## How to complete this task
Without including any pictures, write out the listing below exactly.

## The records
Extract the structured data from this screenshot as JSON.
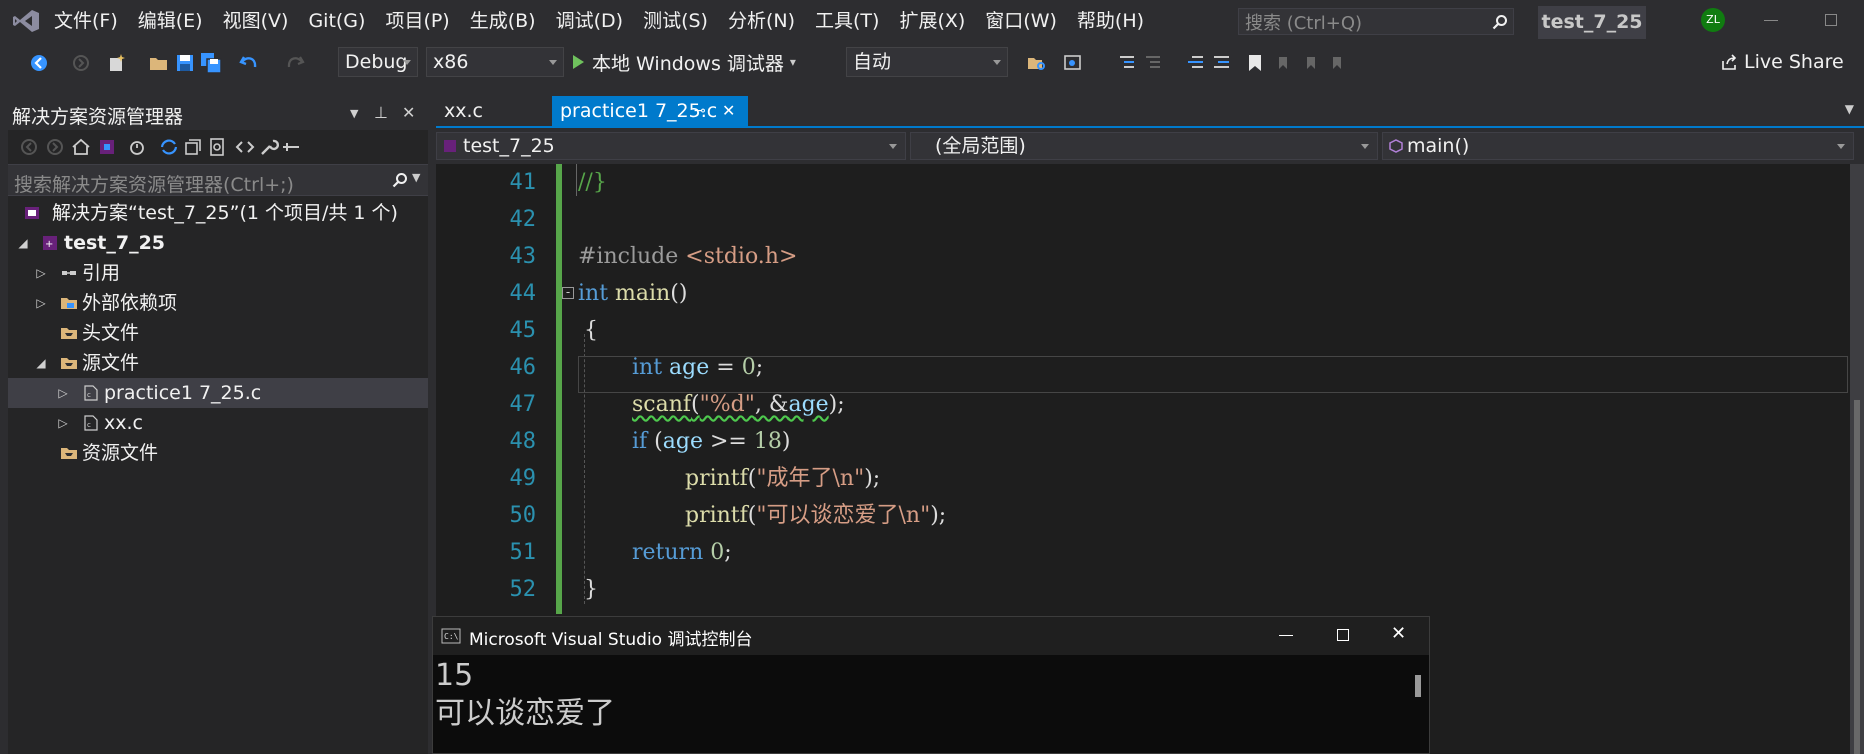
{
  "menubar": {
    "items": [
      "文件(F)",
      "编辑(E)",
      "视图(V)",
      "Git(G)",
      "项目(P)",
      "生成(B)",
      "调试(D)",
      "测试(S)",
      "分析(N)",
      "工具(T)",
      "扩展(X)",
      "窗口(W)",
      "帮助(H)"
    ],
    "search_placeholder": "搜索 (Ctrl+Q)",
    "solution_name": "test_7_25",
    "user_initials": "ZL"
  },
  "toolbar": {
    "config": "Debug",
    "platform": "x86",
    "run_label": "本地 Windows 调试器",
    "run_dropdown": "▾",
    "mode": "自动",
    "live_share": "Live Share"
  },
  "solution_explorer": {
    "title": "解决方案资源管理器",
    "search_placeholder": "搜索解决方案资源管理器(Ctrl+;)",
    "items": [
      {
        "label": "解决方案“test_7_25”(1 个项目/共 1 个)",
        "expander": "",
        "bold": false
      },
      {
        "label": "test_7_25",
        "expander": "◢",
        "bold": true
      },
      {
        "label": "引用",
        "expander": "▷",
        "bold": false
      },
      {
        "label": "外部依赖项",
        "expander": "▷",
        "bold": false
      },
      {
        "label": "头文件",
        "expander": "",
        "bold": false
      },
      {
        "label": "源文件",
        "expander": "◢",
        "bold": false
      },
      {
        "label": "practice1 7_25.c",
        "expander": "▷",
        "bold": false
      },
      {
        "label": "xx.c",
        "expander": "▷",
        "bold": false
      },
      {
        "label": "资源文件",
        "expander": "",
        "bold": false
      }
    ]
  },
  "editor": {
    "tabs": [
      {
        "label": "xx.c",
        "active": false
      },
      {
        "label": "practice1 7_25.c",
        "active": true
      }
    ],
    "pin_glyph": "⊸",
    "close_glyph": "✕",
    "nav": {
      "project": "test_7_25",
      "scope": "(全局范围)",
      "member": "main()"
    },
    "line_numbers": [
      "41",
      "42",
      "43",
      "44",
      "45",
      "46",
      "47",
      "48",
      "49",
      "50",
      "51",
      "52"
    ],
    "code": {
      "l41": "//}",
      "l43_pre": "#include ",
      "l43_inc": "<stdio.h>",
      "l44_kw": "int",
      "l44_fn": " main",
      "l44_rest": "()",
      "l45": "{",
      "l46_kw": "int",
      "l46_var": " age",
      "l46_op": " = ",
      "l46_num": "0",
      "l46_end": ";",
      "l47_fn": "scanf",
      "l47_p1": "(",
      "l47_str": "\"%d\"",
      "l47_p2": ", &",
      "l47_var": "age",
      "l47_end": ");",
      "l48_kw": "if",
      "l48_p1": " (",
      "l48_var": "age",
      "l48_op": " >= ",
      "l48_num": "18",
      "l48_end": ")",
      "l49_fn": "printf",
      "l49_p1": "(",
      "l49_str": "\"成年了\\n\"",
      "l49_end": ");",
      "l50_fn": "printf",
      "l50_p1": "(",
      "l50_str": "\"可以谈恋爱了\\n\"",
      "l50_end": ");",
      "l51_kw": "return",
      "l51_sp": " ",
      "l51_num": "0",
      "l51_end": ";",
      "l52": "}"
    }
  },
  "console": {
    "title": "Microsoft Visual Studio 调试控制台",
    "output": "15\n可以谈恋爱了"
  }
}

## Solution to the exercise
Extract the structured data from this screenshot as JSON.
{
  "menubar": {
    "items": [
      "文件(F)",
      "编辑(E)",
      "视图(V)",
      "Git(G)",
      "项目(P)",
      "生成(B)",
      "调试(D)",
      "测试(S)",
      "分析(N)",
      "工具(T)",
      "扩展(X)",
      "窗口(W)",
      "帮助(H)"
    ],
    "search_placeholder": "搜索 (Ctrl+Q)",
    "solution_name": "test_7_25",
    "user_initials": "ZL"
  },
  "toolbar": {
    "config": "Debug",
    "platform": "x86",
    "run_label": "本地 Windows 调试器",
    "run_dropdown": "▾",
    "mode": "自动",
    "live_share": "Live Share"
  },
  "solution_explorer": {
    "title": "解决方案资源管理器",
    "search_placeholder": "搜索解决方案资源管理器(Ctrl+;)",
    "items": [
      {
        "label": "解决方案“test_7_25”(1 个项目/共 1 个)",
        "expander": "",
        "bold": false
      },
      {
        "label": "test_7_25",
        "expander": "◢",
        "bold": true
      },
      {
        "label": "引用",
        "expander": "▷",
        "bold": false
      },
      {
        "label": "外部依赖项",
        "expander": "▷",
        "bold": false
      },
      {
        "label": "头文件",
        "expander": "",
        "bold": false
      },
      {
        "label": "源文件",
        "expander": "◢",
        "bold": false
      },
      {
        "label": "practice1 7_25.c",
        "expander": "▷",
        "bold": false
      },
      {
        "label": "xx.c",
        "expander": "▷",
        "bold": false
      },
      {
        "label": "资源文件",
        "expander": "",
        "bold": false
      }
    ]
  },
  "editor": {
    "tabs": [
      {
        "label": "xx.c",
        "active": false
      },
      {
        "label": "practice1 7_25.c",
        "active": true
      }
    ],
    "pin_glyph": "⊸",
    "close_glyph": "✕",
    "nav": {
      "project": "test_7_25",
      "scope": "(全局范围)",
      "member": "main()"
    },
    "line_numbers": [
      "41",
      "42",
      "43",
      "44",
      "45",
      "46",
      "47",
      "48",
      "49",
      "50",
      "51",
      "52"
    ],
    "code": {
      "l41": "//}",
      "l43_pre": "#include ",
      "l43_inc": "<stdio.h>",
      "l44_kw": "int",
      "l44_fn": " main",
      "l44_rest": "()",
      "l45": "{",
      "l46_kw": "int",
      "l46_var": " age",
      "l46_op": " = ",
      "l46_num": "0",
      "l46_end": ";",
      "l47_fn": "scanf",
      "l47_p1": "(",
      "l47_str": "\"%d\"",
      "l47_p2": ", &",
      "l47_var": "age",
      "l47_end": ");",
      "l48_kw": "if",
      "l48_p1": " (",
      "l48_var": "age",
      "l48_op": " >= ",
      "l48_num": "18",
      "l48_end": ")",
      "l49_fn": "printf",
      "l49_p1": "(",
      "l49_str": "\"成年了\\n\"",
      "l49_end": ");",
      "l50_fn": "printf",
      "l50_p1": "(",
      "l50_str": "\"可以谈恋爱了\\n\"",
      "l50_end": ");",
      "l51_kw": "return",
      "l51_sp": " ",
      "l51_num": "0",
      "l51_end": ";",
      "l52": "}"
    }
  },
  "console": {
    "title": "Microsoft Visual Studio 调试控制台",
    "output": "15\n可以谈恋爱了"
  }
}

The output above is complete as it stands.